The building is structured with four large wings extending in compass directions from a central rotunda capped by an impressive dome. My favorite feature is, of course, the dome. When I initially shot the dome, my goal was to set up at the very center of the rotunda, point the camera straight up, and get a symmetrical shot. But I have since felt that an off-center perspective can be more interesting. (Or maybe it is, in part, because I simply don't have a lens with a wide enough angle.) At the risk of overkill, here are a number of shots that approach the dome as a subject from a number of different perspectives.
The following is perhaps the most conventional of these shots, featuring both the texture of the dome proper as well as the windows that encircle the dome's base.
The next few shots are a bit less conventional. I liked the following shot for its asymmetrical inclusion of a portion of the semi-cylindrical ceiling of one of the side wings.
And here are a couple of shots that are symmetrical but off-center. In think the second shot, in particular, reveals great depth.
Here is another shot featuring the conjunction of the dome and the ceiling of one of the wings.
The building went through a major restoration in the 1980s, and this and the shot below illustrate the amount of craftsmanship that went into the building's original design as well as its restoration.
And that raises a question: As spectacular as this and other government buildings can be, is this money well spent. I realize that this was built in the first part of the 20th century, when the cost of such craftsmanship was much lower, but it is clear that this degree of ornateness would never have been supportable in today's economy.
Here are some wider angle shots that show the building's complexity.
Here is a shot of the end of the corridor leading to the supreme court chamber.
And a look in the court chamber itself.
High on the wall at the end of each wing is none other than Wisconsin's state animal, the badger.
I also found myself shooting some of the staircases, including this one of a handrail . . .
. . . as well as this view through an archway on a side corridor.
One of the challenges that interior architectural photography commonly poses is the enormous range of light that one has to deal with. Many of the shots require choosing between, on the one hand, reducing exposure in order to keep the bright areas from being "blown out" and, on the other, increasing exposure in order to brighten sufficiently the dark areas.
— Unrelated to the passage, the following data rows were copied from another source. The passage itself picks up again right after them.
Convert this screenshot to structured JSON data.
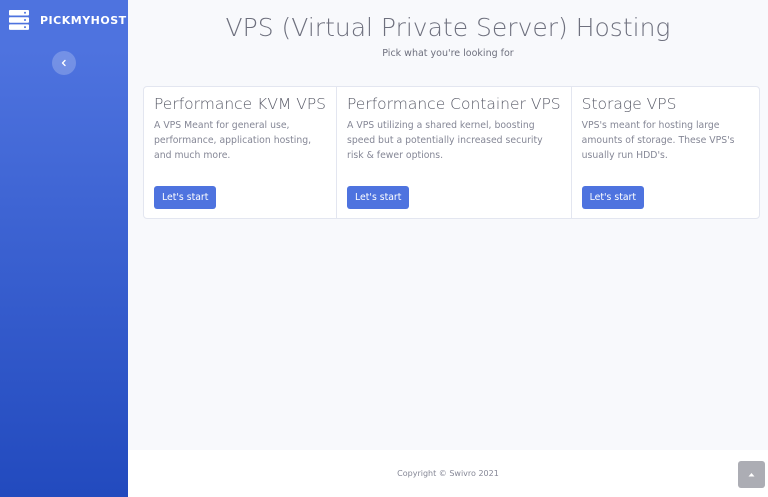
{
  "brand": {
    "name": "PICKMYHOST",
    "icon": "server-stack-icon"
  },
  "sidebar": {
    "toggle_icon": "chevron-left-icon"
  },
  "header": {
    "title": "VPS (Virtual Private Server) Hosting",
    "subtitle": "Pick what you're looking for"
  },
  "cards": [
    {
      "title": "Performance KVM VPS",
      "text": "A VPS Meant for general use, performance, application hosting, and much more.",
      "button": "Let's start"
    },
    {
      "title": "Performance Container VPS",
      "text": "A VPS utilizing a shared kernel, boosting speed but a potentially increased security risk & fewer options.",
      "button": "Let's start"
    },
    {
      "title": "Storage VPS",
      "text": "VPS's meant for hosting large amounts of storage. These VPS's usually run HDD's.",
      "button": "Let's start"
    }
  ],
  "footer": {
    "copyright": "Copyright © Swivro 2021"
  },
  "scroll_top": {
    "icon": "chevron-up-icon"
  },
  "colors": {
    "primary": "#4e73df",
    "primary_dark": "#224abe",
    "background": "#f8f9fc"
  }
}
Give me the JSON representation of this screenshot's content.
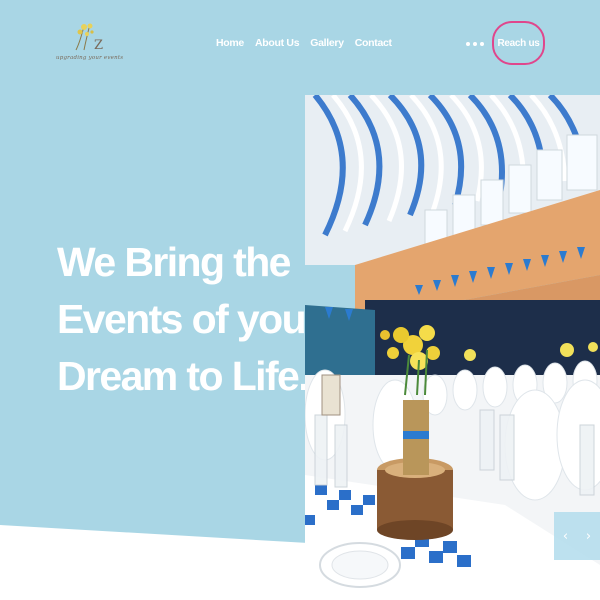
{
  "brand": {
    "tagline": "upgrading your events",
    "logo_letter": "Z"
  },
  "nav": {
    "items": [
      "Home",
      "About Us",
      "Gallery",
      "Contact"
    ]
  },
  "more_icon": "ellipsis-icon",
  "cta": {
    "label": "Reach us"
  },
  "hero": {
    "headline_lines": [
      "We Bring the",
      "Events of your",
      "Dream to Life."
    ]
  },
  "slider": {
    "prev_icon": "‹",
    "next_icon": "›"
  },
  "colors": {
    "hero_background": "#a9d6e5",
    "cta_border": "#e0468c",
    "text": "#ffffff"
  }
}
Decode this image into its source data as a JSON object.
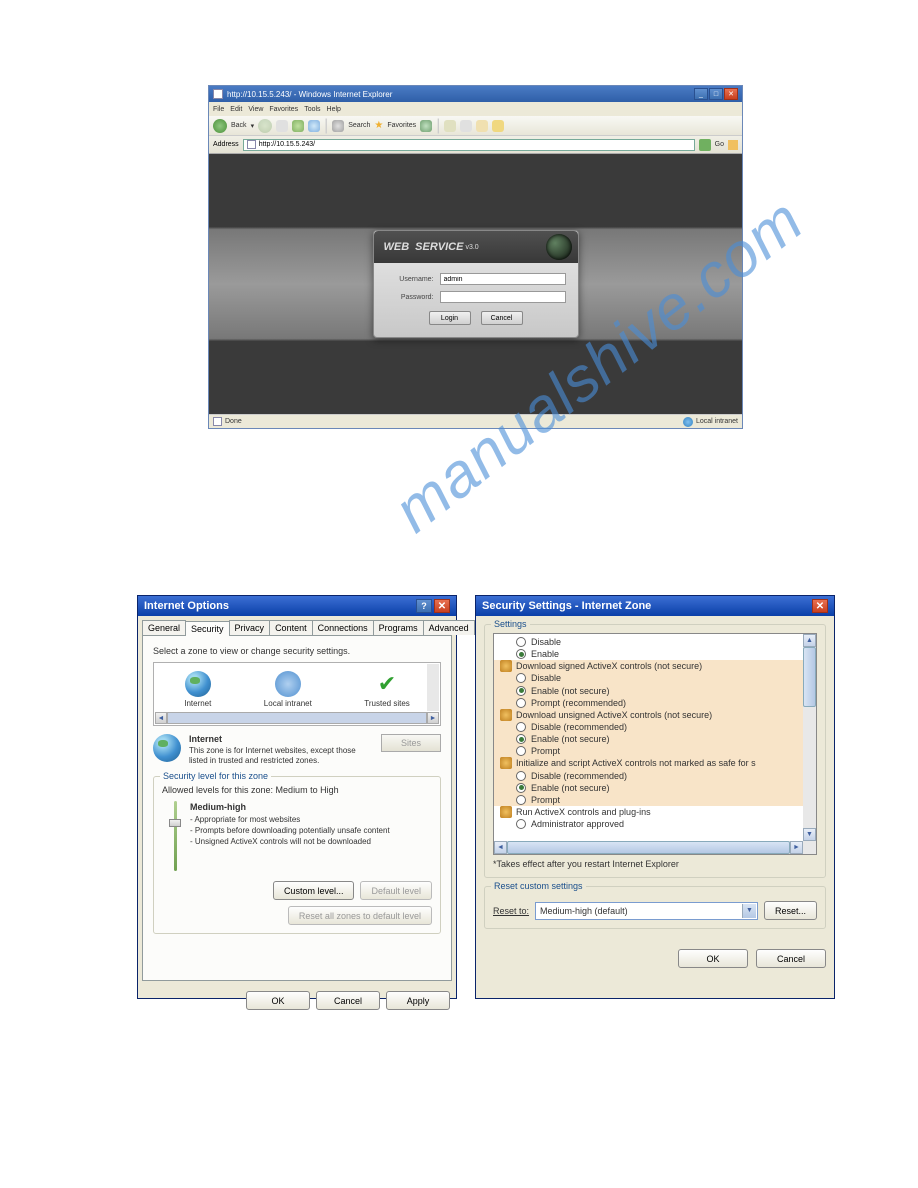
{
  "browser": {
    "title": "http://10.15.5.243/ - Windows Internet Explorer",
    "menu": [
      "File",
      "Edit",
      "View",
      "Favorites",
      "Tools",
      "Help"
    ],
    "toolbar": {
      "back": "Back",
      "search": "Search",
      "favorites": "Favorites"
    },
    "address_label": "Address",
    "address_value": "http://10.15.5.243/",
    "go_label": "Go",
    "status_left": "Done",
    "status_right": "Local intranet",
    "login": {
      "brand_a": "WEB",
      "brand_b": "SERVICE",
      "version": "v3.0",
      "username_label": "Username:",
      "username_value": "admin",
      "password_label": "Password:",
      "password_value": "",
      "login_btn": "Login",
      "cancel_btn": "Cancel"
    }
  },
  "watermark": "manualshive.com",
  "io": {
    "title": "Internet Options",
    "tabs": [
      "General",
      "Security",
      "Privacy",
      "Content",
      "Connections",
      "Programs",
      "Advanced"
    ],
    "active_tab": "Security",
    "instr": "Select a zone to view or change security settings.",
    "zones": {
      "internet": "Internet",
      "intranet": "Local intranet",
      "trusted": "Trusted sites"
    },
    "zone_title": "Internet",
    "zone_desc": "This zone is for Internet websites, except those listed in trusted and restricted zones.",
    "sites_btn": "Sites",
    "sec_legend": "Security level for this zone",
    "sec_allowed": "Allowed levels for this zone: Medium to High",
    "sec_name": "Medium-high",
    "sec_b1": "- Appropriate for most websites",
    "sec_b2": "- Prompts before downloading potentially unsafe content",
    "sec_b3": "- Unsigned ActiveX controls will not be downloaded",
    "custom_btn": "Custom level...",
    "default_btn": "Default level",
    "reset_all_btn": "Reset all zones to default level",
    "ok": "OK",
    "cancel": "Cancel",
    "apply": "Apply"
  },
  "ss": {
    "title": "Security Settings - Internet Zone",
    "settings_legend": "Settings",
    "tree": {
      "opt_disable": "Disable",
      "opt_enable": "Enable",
      "opt_enable_ns": "Enable (not secure)",
      "opt_prompt": "Prompt",
      "opt_prompt_rec": "Prompt (recommended)",
      "opt_disable_rec": "Disable (recommended)",
      "opt_admin": "Administrator approved",
      "cat_dl_signed": "Download signed ActiveX controls (not secure)",
      "cat_dl_unsigned": "Download unsigned ActiveX controls (not secure)",
      "cat_init_script": "Initialize and script ActiveX controls not marked as safe for s",
      "cat_run": "Run ActiveX controls and plug-ins"
    },
    "note": "*Takes effect after you restart Internet Explorer",
    "reset_legend": "Reset custom settings",
    "reset_to_label": "Reset to:",
    "reset_to_value": "Medium-high (default)",
    "reset_btn": "Reset...",
    "ok": "OK",
    "cancel": "Cancel"
  }
}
Admittedly, the above shot posed substantial issues because the light fixture was telling my camera to underexpose the scene, but the stairway was really poorly lit. As a result, I wound up working hard in post processing to bring out the detail in the stairway without overexposing the remainder of the image. I actually wound up liking this shot--as modified--quite a lot.
I have been in a photography drought lately, and this excursion really did my heart good.